First, many apologies for my absence from the blog. October has been a bit of an up and down month to say the least. I was very busy at the end of September at work, and as soon as I finished the project I was working on I caught ‘flu.
I’ve only had it once before, and I hadn’t remembered how awful it can be. It’s taken a good two weeks to get over the worst of it, and in the process I’ve had to miss a great weekend of gaming in Burton with a couple of very good friends, Simon Gaudin and Craig Ambler. Best laid plans and so forth – but all the same, I was deeply sorry I had to miss the weekend.
Laid up in bed, there’ve been few high spots of the last couple of weeks in wargaming terms. There’s not much you can do with the ‘flu other than lie in bed, as I am sure many of you know through similarly wretched experiences.

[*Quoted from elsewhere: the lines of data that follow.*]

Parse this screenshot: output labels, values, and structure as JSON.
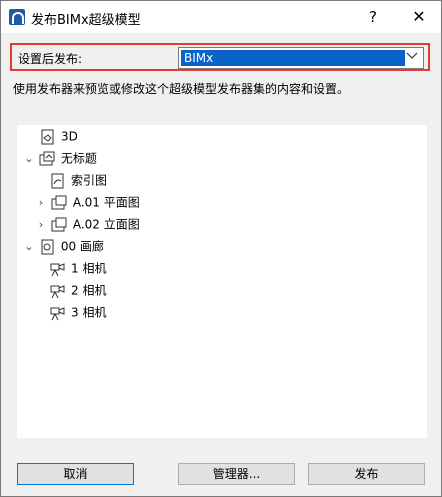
{
  "window": {
    "title": "发布BIMx超级模型",
    "help_label": "?",
    "close_label": "✕"
  },
  "publish_row": {
    "label": "设置后发布:",
    "selected": "BIMx"
  },
  "description": "使用发布器来预览或修改这个超级模型发布器集的内容和设置。",
  "tree": {
    "items": [
      {
        "label": "3D",
        "icon": "model-3d-icon"
      },
      {
        "label": "无标题",
        "icon": "layout-folder-icon"
      },
      {
        "label": "索引图",
        "icon": "index-map-icon"
      },
      {
        "label": "A.01 平面图",
        "icon": "plan-folder-icon"
      },
      {
        "label": "A.02 立面图",
        "icon": "elevation-folder-icon"
      },
      {
        "label": "00 画廊",
        "icon": "gallery-icon"
      },
      {
        "label": "1 相机",
        "icon": "camera-icon"
      },
      {
        "label": "2 相机",
        "icon": "camera-icon"
      },
      {
        "label": "3 相机",
        "icon": "camera-icon"
      }
    ]
  },
  "buttons": {
    "cancel": "取消",
    "manager": "管理器...",
    "publish": "发布"
  }
}
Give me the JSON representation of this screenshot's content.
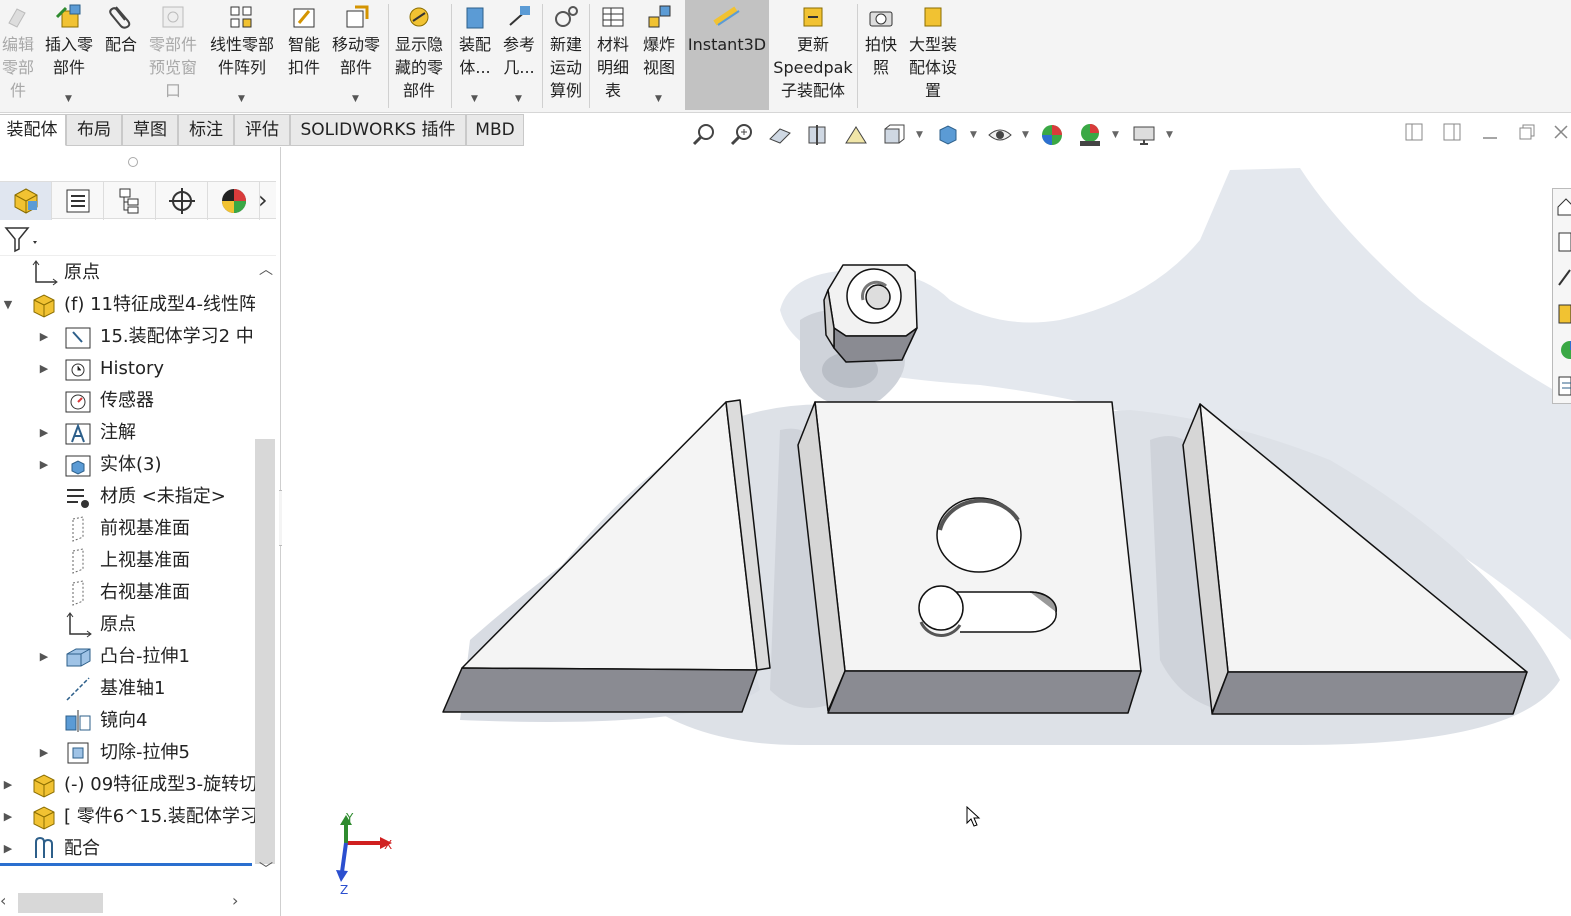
{
  "ribbon": {
    "buttons": [
      {
        "label": "编辑\n零部\n件",
        "disabled": true
      },
      {
        "label": "插入零\n部件"
      },
      {
        "label": "配合"
      },
      {
        "label": "零部件\n预览窗\n口",
        "disabled": true
      },
      {
        "label": "线性零部\n件阵列"
      },
      {
        "label": "智能\n扣件"
      },
      {
        "label": "移动零\n部件"
      },
      {
        "label": "显示隐\n藏的零\n部件"
      },
      {
        "label": "装配\n体..."
      },
      {
        "label": "参考\n几..."
      },
      {
        "label": "新建\n运动\n算例"
      },
      {
        "label": "材料\n明细\n表"
      },
      {
        "label": "爆炸\n视图"
      },
      {
        "label": "Instant3D",
        "active": true
      },
      {
        "label": "更新\nSpeedpak\n子装配体"
      },
      {
        "label": "拍快\n照"
      },
      {
        "label": "大型装\n配体设\n置"
      }
    ]
  },
  "tabs": [
    "装配体",
    "布局",
    "草图",
    "标注",
    "评估",
    "SOLIDWORKS 插件",
    "MBD"
  ],
  "tree": {
    "items": [
      {
        "label": "原点"
      },
      {
        "label": "(f) 11特征成型4-线性阵"
      },
      {
        "label": "15.装配体学习2 中|"
      },
      {
        "label": "History"
      },
      {
        "label": "传感器"
      },
      {
        "label": "注解"
      },
      {
        "label": "实体(3)"
      },
      {
        "label": "材质 <未指定>"
      },
      {
        "label": "前视基准面"
      },
      {
        "label": "上视基准面"
      },
      {
        "label": "右视基准面"
      },
      {
        "label": "原点"
      },
      {
        "label": "凸台-拉伸1"
      },
      {
        "label": "基准轴1"
      },
      {
        "label": "镜向4"
      },
      {
        "label": "切除-拉伸5"
      },
      {
        "label": "(-) 09特征成型3-旋转切"
      },
      {
        "label": "[ 零件6^15.装配体学习"
      },
      {
        "label": "配合"
      }
    ]
  },
  "triad": {
    "x": "X",
    "y": "Y",
    "z": "Z"
  },
  "colors": {
    "accent": "#2a6fcf",
    "active_tool": "#c2c2c2"
  }
}
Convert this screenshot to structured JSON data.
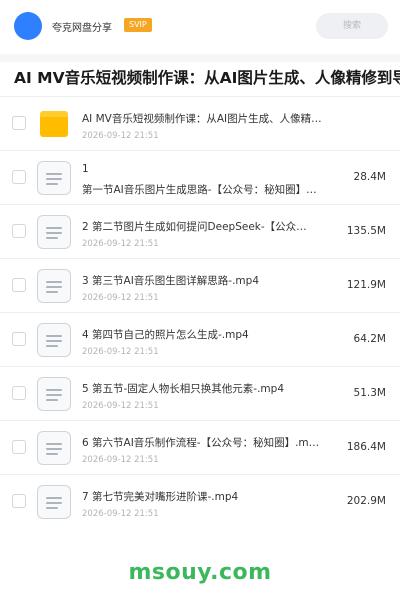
{
  "header": {
    "share_name": "夸克网盘分享",
    "badge": "SVIP",
    "search_placeholder": "搜索"
  },
  "folder_title": "AI MV音乐短视频制作课：从AI图片生成、人像精修到导演",
  "files": [
    {
      "type": "folder",
      "name": "AI MV音乐短视频制作课：从AI图片生成、人像精…",
      "date": "2026-09-12 21:51",
      "size": ""
    },
    {
      "type": "file",
      "name": "1",
      "name2": "第一节AI音乐图片生成思路-【公众号：秘知圈】…",
      "date": "2026-09-12 21:51",
      "size": "28.4M"
    },
    {
      "type": "file",
      "name": "2 第二节图片生成如何提问DeepSeek-【公众…",
      "date": "2026-09-12 21:51",
      "size": "135.5M"
    },
    {
      "type": "file",
      "name": "3 第三节AI音乐图生图详解思路-.mp4",
      "date": "2026-09-12 21:51",
      "size": "121.9M"
    },
    {
      "type": "file",
      "name": "4 第四节自己的照片怎么生成-.mp4",
      "date": "2026-09-12 21:51",
      "size": "64.2M"
    },
    {
      "type": "file",
      "name": "5 第五节-固定人物长相只换其他元素-.mp4",
      "date": "2026-09-12 21:51",
      "size": "51.3M"
    },
    {
      "type": "file",
      "name": "6 第六节AI音乐制作流程-【公众号：秘知圈】.m…",
      "date": "2026-09-12 21:51",
      "size": "186.4M"
    },
    {
      "type": "file",
      "name": "7 第七节完美对嘴形进阶课-.mp4",
      "date": "2026-09-12 21:51",
      "size": "202.9M"
    }
  ],
  "watermark": "msouy.com",
  "colors": {
    "accent": "#2f80ff",
    "svip": "#f5a623",
    "folder": "#ffbc00",
    "watermark": "#3cb85c"
  }
}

However, over the last week things have been getting back to normal and I’ve been working (very slowly) on my pictish warband. More of that in the weeks to come.
I also finally managed to concentrate on a couple of books I’ve been saving for a while. One of them is Thomas Wictor’s “German Assault Troops of World War I”. This is a very lavish reference work, written by a very prominent contributor to various Great War online forums and follows his very well received first book on “German Flamethrower Pioneers of World War I”. I thought I'd take the oportunity to review it here.
As you may already have guessed, we are in somewhat specialized territory here, focusing on a numerically small but well-known part of the Kaiser’s Army. There have been a number of reputable and respected books on the evolution of the German stosstruppen in the Great War, focusing on the history and use of these formations. But few works have drawn together the volume of original photographs, extracts from contemporary military manuals and small-unit level tactical insights as Mr Wictor’s book has done. I therefore think that there’s a worthy place on the shelf for “German Assault Troops of World War I”, filling a niche that isn’t really covered by the other standard works by Professor Gudmundsson, Dr Samuels and Dr Bull.
The obvious drawback with the book is the price. As a very limited edition, the price of £55 is certainly steep, although you do get a very handsome hardbacked volume with 320 pages of genuinely new (at least to me) information and photographs. I was lucky enough to have an Amazon voucher for my birthday, which helped with the cost, but I would recommend the book for anyone interested in the subject or interested in more than the commonly available background works on the stosstruppen of the Great War.
All in all, an excellent book, if a little expensive. For those interested in the subject, a clear 5 out of 5 star-shells, with a strong recommendation for those building stosstrupp forces in 28mm.
There are some absences in the book, but these can mainly be supplemented with the other standard works on stormtroopers. One possible omission remains the interaction between the reality of wartime stormtroop operations and the immediate post-war Weimar period. I’ve been curious for some time as to the extent that a clear lineage can be traced from the stosstrupps of the Imperial German Army to the Freikorps which formed in early Weimer Germany. I’ve also thought that a study of the representation (and misrepresentation) of stormtroopers in literature, art, and propaganda in Weimar Germany would be a great subject for a book. Sadly, we’ll need to wait a little longer for such a volume. In the meantime, “German Assault Troops of World War I” should keep me busy.